## ABOUT THIS EXERCISE
Everything in the listing below needs restating exactly, apart from the pictures.

─── DATASET EXCERPTS

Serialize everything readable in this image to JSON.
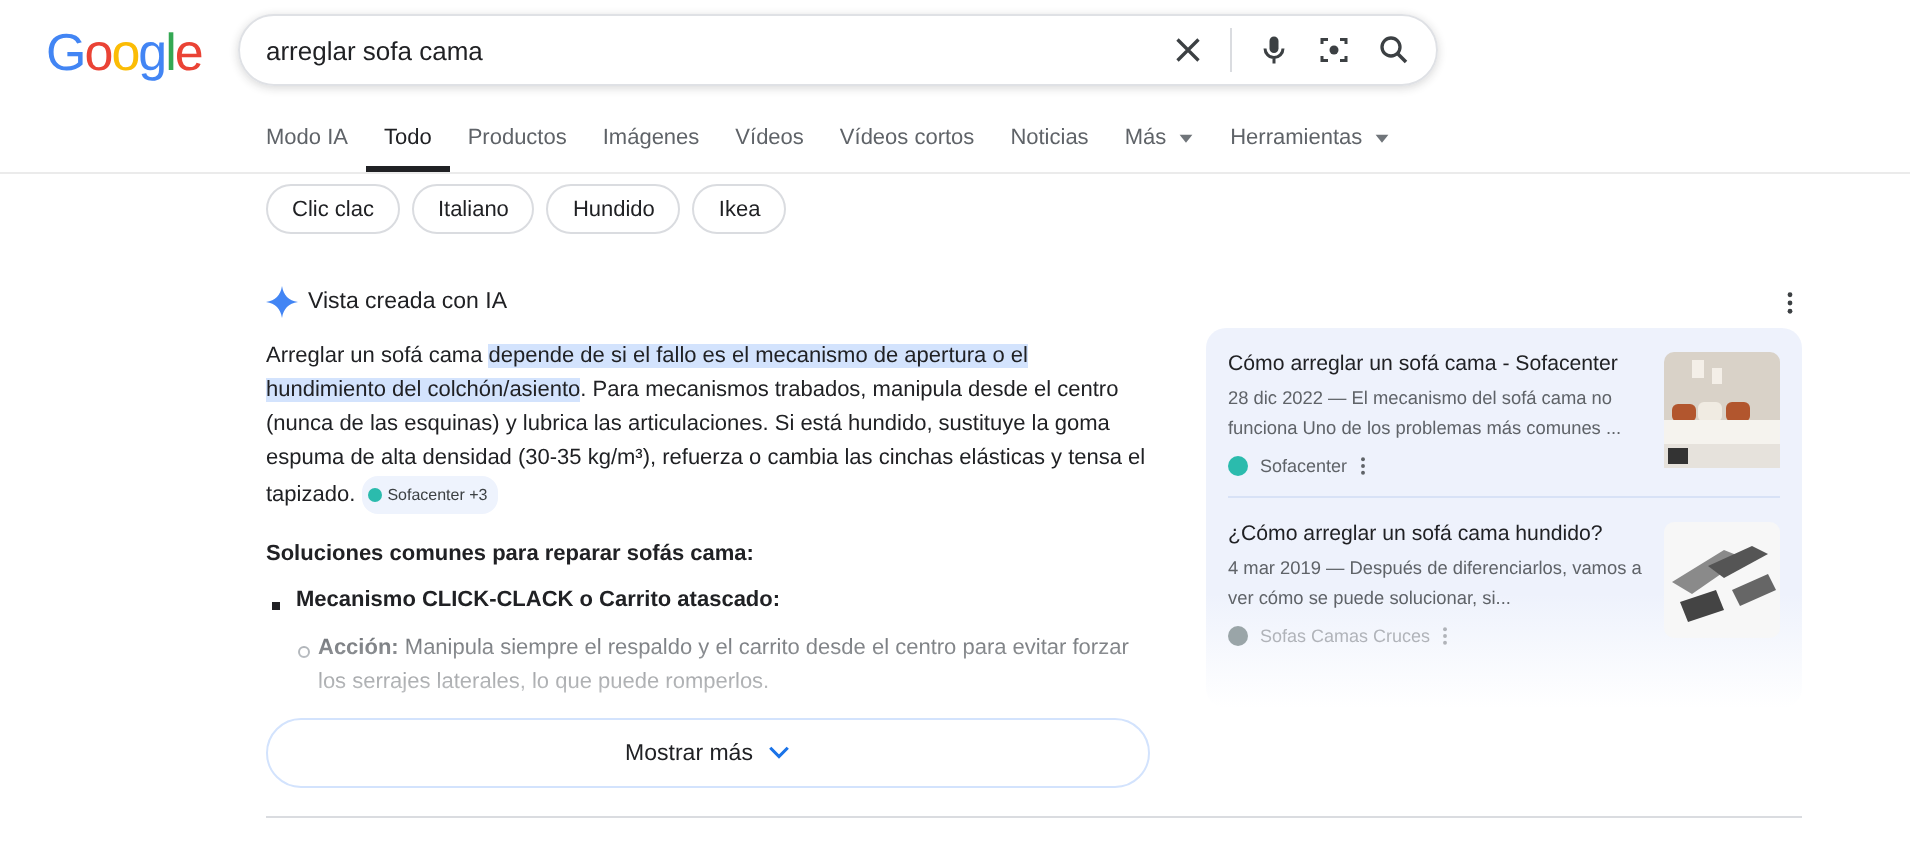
{
  "logo": "Google",
  "search": {
    "value": "arreglar sofa cama"
  },
  "tabs": [
    {
      "label": "Modo IA",
      "selected": false,
      "dropdown": false
    },
    {
      "label": "Todo",
      "selected": true,
      "dropdown": false
    },
    {
      "label": "Productos",
      "selected": false,
      "dropdown": false
    },
    {
      "label": "Imágenes",
      "selected": false,
      "dropdown": false
    },
    {
      "label": "Vídeos",
      "selected": false,
      "dropdown": false
    },
    {
      "label": "Vídeos cortos",
      "selected": false,
      "dropdown": false
    },
    {
      "label": "Noticias",
      "selected": false,
      "dropdown": false
    },
    {
      "label": "Más",
      "selected": false,
      "dropdown": true
    },
    {
      "label": "Herramientas",
      "selected": false,
      "dropdown": true
    }
  ],
  "chips": [
    "Clic clac",
    "Italiano",
    "Hundido",
    "Ikea"
  ],
  "ai_overview": {
    "header": "Vista creada con IA",
    "paragraph": {
      "before": "Arreglar un sofá cama ",
      "highlighted": "depende de si el fallo es el mecanismo de apertura o el hundimiento del colchón/asiento",
      "after": ". Para mecanismos trabados, manipula desde el centro (nunca de las esquinas) y lubrica las articulaciones. Si está hundido, sustituye la goma espuma de alta densidad (30-35 kg/m³), refuerza o cambia las cinchas elásticas y tensa el tapizado."
    },
    "source_chip": {
      "label": "Sofacenter +3",
      "color": "#2bbbad"
    },
    "heading": "Soluciones comunes para reparar sofás cama:",
    "bullets": [
      {
        "text": "Mecanismo CLICK-CLACK o Carrito atascado:",
        "children": [
          {
            "text": "**Acción:** Manipula siempre el respaldo y el carrito desde el centro para evitar forzar los serrajes laterales, lo que puede romperlos."
          }
        ]
      }
    ],
    "show_more": "Mostrar más",
    "sources": [
      {
        "title": "Cómo arreglar un sofá cama - Sofacenter",
        "snippet": "28 dic 2022 — El mecanismo del sofá cama no funciona Uno de los problemas más comunes ...",
        "site": "Sofacenter",
        "color": "#2bbbad",
        "kind": "room"
      },
      {
        "title": "¿Cómo arreglar un sofá cama hundido?",
        "snippet": "4 mar 2019 — Después de diferenciarlos, vamos a ver cómo se puede solucionar, si...",
        "site": "Sofas Camas Cruces",
        "color": "#9aa5a8",
        "kind": "mechanism"
      }
    ]
  }
}
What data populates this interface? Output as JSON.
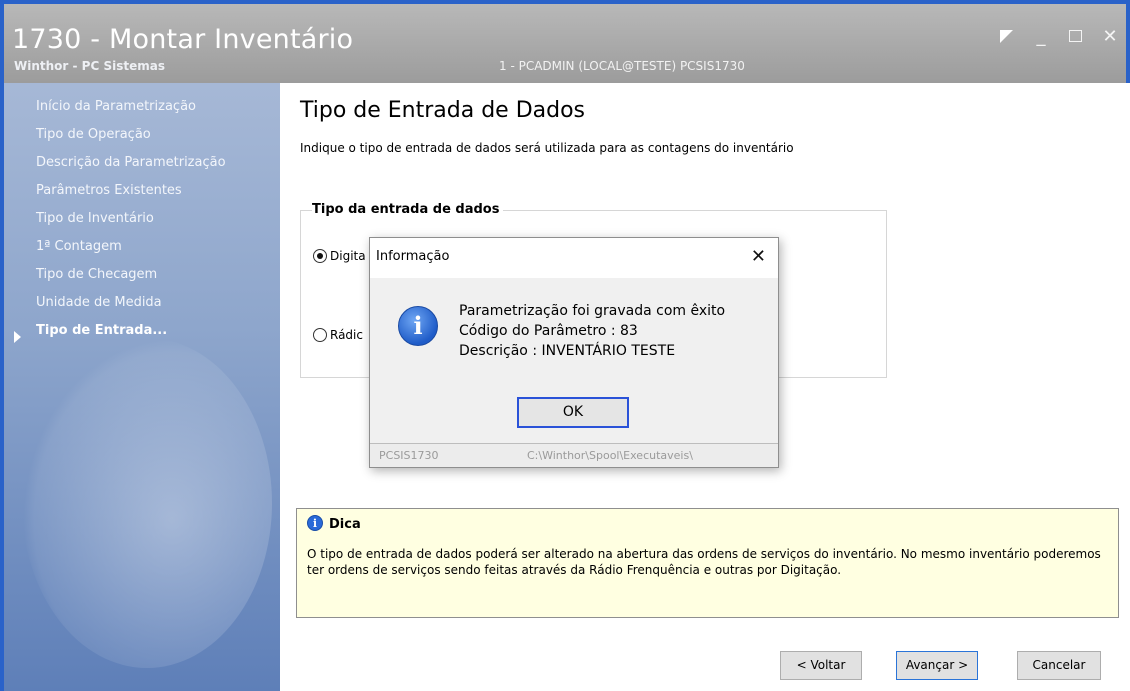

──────

## RESULT OF THIS TASK
Serialize everything readable in this image to JSON.
{
  "logo": "Google",
  "search": {
    "value": "arreglar sofa cama"
  },
  "tabs": [
    {
      "label": "Modo IA",
      "selected": false,
      "dropdown": false
    },
    {
      "label": "Todo",
      "selected": true,
      "dropdown": false
    },
    {
      "label": "Productos",
      "selected": false,
      "dropdown": false
    },
    {
      "label": "Imágenes",
      "selected": false,
      "dropdown": false
    },
    {
      "label": "Vídeos",
      "selected": false,
      "dropdown": false
    },
    {
      "label": "Vídeos cortos",
      "selected": false,
      "dropdown": false
    },
    {
      "label": "Noticias",
      "selected": false,
      "dropdown": false
    },
    {
      "label": "Más",
      "selected": false,
      "dropdown": true
    },
    {
      "label": "Herramientas",
      "selected": false,
      "dropdown": true
    }
  ],
  "chips": [
    "Clic clac",
    "Italiano",
    "Hundido",
    "Ikea"
  ],
  "ai_overview": {
    "header": "Vista creada con IA",
    "paragraph": {
      "before": "Arreglar un sofá cama ",
      "highlighted": "depende de si el fallo es el mecanismo de apertura o el hundimiento del colchón/asiento",
      "after": ". Para mecanismos trabados, manipula desde el centro (nunca de las esquinas) y lubrica las articulaciones. Si está hundido, sustituye la goma espuma de alta densidad (30-35 kg/m³), refuerza o cambia las cinchas elásticas y tensa el tapizado."
    },
    "source_chip": {
      "label": "Sofacenter +3",
      "color": "#2bbbad"
    },
    "heading": "Soluciones comunes para reparar sofás cama:",
    "bullets": [
      {
        "text": "Mecanismo CLICK-CLACK o Carrito atascado:",
        "children": [
          {
            "text": "**Acción:** Manipula siempre el respaldo y el carrito desde el centro para evitar forzar los serrajes laterales, lo que puede romperlos."
          }
        ]
      }
    ],
    "show_more": "Mostrar más",
    "sources": [
      {
        "title": "Cómo arreglar un sofá cama - Sofacenter",
        "snippet": "28 dic 2022 — El mecanismo del sofá cama no funciona Uno de los problemas más comunes ...",
        "site": "Sofacenter",
        "color": "#2bbbad",
        "kind": "room"
      },
      {
        "title": "¿Cómo arreglar un sofá cama hundido?",
        "snippet": "4 mar 2019 — Después de diferenciarlos, vamos a ver cómo se puede solucionar, si...",
        "site": "Sofas Camas Cruces",
        "color": "#9aa5a8",
        "kind": "mechanism"
      }
    ]
  }
}
What data populates this interface? Output as JSON.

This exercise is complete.